§ Instructions for the task:
Without the pictures, restate all of the data below word for word.

********************

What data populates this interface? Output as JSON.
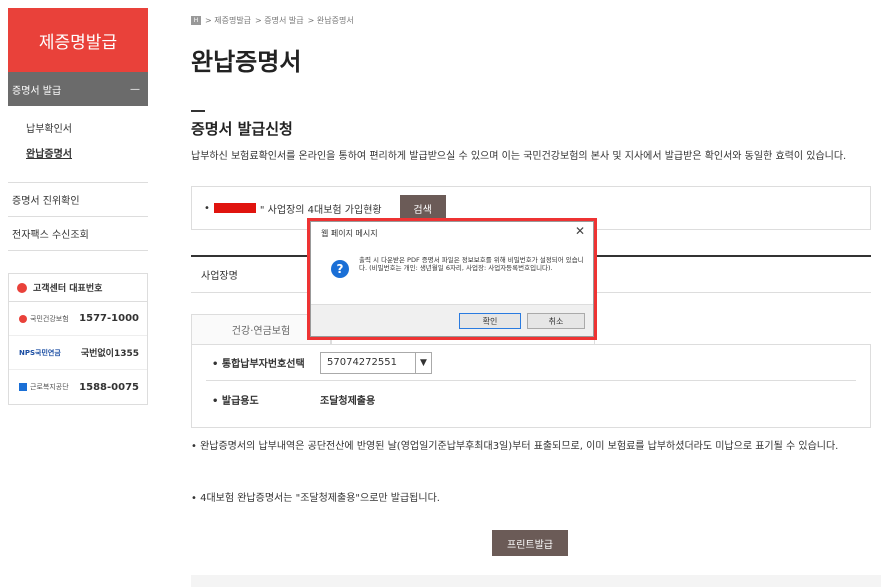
{
  "sidebar": {
    "header": "제증명발급",
    "section": "증명서 발급",
    "section_toggle": "—",
    "sub_items": [
      "납부확인서",
      "완납증명서"
    ],
    "items": [
      "증명서 진위확인",
      "전자팩스 수신조회"
    ],
    "cs_title": "고객센터 대표번호",
    "cs": [
      {
        "org": "국민건강보험",
        "number": "1577-1000"
      },
      {
        "org": "NPS국민연금",
        "number": "국번없이1355"
      },
      {
        "org": "근로복지공단",
        "number": "1588-0075"
      }
    ]
  },
  "breadcrumb": {
    "home": "H",
    "items": [
      "> 제증명발급",
      "> 증명서 발급",
      "> 완납증명서"
    ]
  },
  "page_title": "완납증명서",
  "section_title": "증명서 발급신청",
  "description": "납부하신 보험료확인서를 온라인을 통하여 편리하게 발급받으실 수 있으며 이는 국민건강보험의 본사 및 지사에서 발급받은 확인서와 동일한 효력이 있습니다.",
  "search": {
    "bullet": "•",
    "label": "\" 사업장의 4대보험 가입현황",
    "button": "검색"
  },
  "biz_label": "사업장명",
  "tabs": [
    "건강·연금보험",
    ""
  ],
  "form": {
    "row1_label": "• 통합납부자번호선택",
    "row1_value": "57074272551",
    "row2_label": "• 발급용도",
    "row2_value": "조달청제출용"
  },
  "note1": "• 완납증명서의 납부내역은 공단전산에 반영된 날(영업일기준납부후최대3일)부터 표출되므로, 이미 보험료를 납부하셨더라도 미납으로 표기될 수 있습니다.",
  "note2": "• 4대보험 완납증명서는 \"조달청제출용\"으로만 발급됩니다.",
  "print_button": "프린트발급",
  "dialog": {
    "title": "웹 페이지 메시지",
    "close": "✕",
    "icon": "?",
    "message": "출력 시 다운받은 PDF 증명서 파일은 정보보호를 위해 비밀번호가 설정되어 있습니다. (비밀번호는 개인: 생년월일 6자리, 사업장: 사업자등록번호입니다).",
    "ok": "확인",
    "cancel": "취소"
  },
  "colors": {
    "accent": "#e9413a",
    "button": "#6b5b57",
    "dialog_border": "#e33333"
  }
}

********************

§ Problem solution:
What data populates this interface? Output as JSON.
{
  "sidebar": {
    "header": "제증명발급",
    "section": "증명서 발급",
    "section_toggle": "—",
    "sub_items": [
      "납부확인서",
      "완납증명서"
    ],
    "items": [
      "증명서 진위확인",
      "전자팩스 수신조회"
    ],
    "cs_title": "고객센터 대표번호",
    "cs": [
      {
        "org": "국민건강보험",
        "number": "1577-1000"
      },
      {
        "org": "NPS국민연금",
        "number": "국번없이1355"
      },
      {
        "org": "근로복지공단",
        "number": "1588-0075"
      }
    ]
  },
  "breadcrumb": {
    "home": "H",
    "items": [
      "> 제증명발급",
      "> 증명서 발급",
      "> 완납증명서"
    ]
  },
  "page_title": "완납증명서",
  "section_title": "증명서 발급신청",
  "description": "납부하신 보험료확인서를 온라인을 통하여 편리하게 발급받으실 수 있으며 이는 국민건강보험의 본사 및 지사에서 발급받은 확인서와 동일한 효력이 있습니다.",
  "search": {
    "bullet": "•",
    "label": "\" 사업장의 4대보험 가입현황",
    "button": "검색"
  },
  "biz_label": "사업장명",
  "tabs": [
    "건강·연금보험",
    ""
  ],
  "form": {
    "row1_label": "• 통합납부자번호선택",
    "row1_value": "57074272551",
    "row2_label": "• 발급용도",
    "row2_value": "조달청제출용"
  },
  "note1": "• 완납증명서의 납부내역은 공단전산에 반영된 날(영업일기준납부후최대3일)부터 표출되므로, 이미 보험료를 납부하셨더라도 미납으로 표기될 수 있습니다.",
  "note2": "• 4대보험 완납증명서는 \"조달청제출용\"으로만 발급됩니다.",
  "print_button": "프린트발급",
  "dialog": {
    "title": "웹 페이지 메시지",
    "close": "✕",
    "icon": "?",
    "message": "출력 시 다운받은 PDF 증명서 파일은 정보보호를 위해 비밀번호가 설정되어 있습니다. (비밀번호는 개인: 생년월일 6자리, 사업장: 사업자등록번호입니다).",
    "ok": "확인",
    "cancel": "취소"
  },
  "colors": {
    "accent": "#e9413a",
    "button": "#6b5b57",
    "dialog_border": "#e33333"
  }
}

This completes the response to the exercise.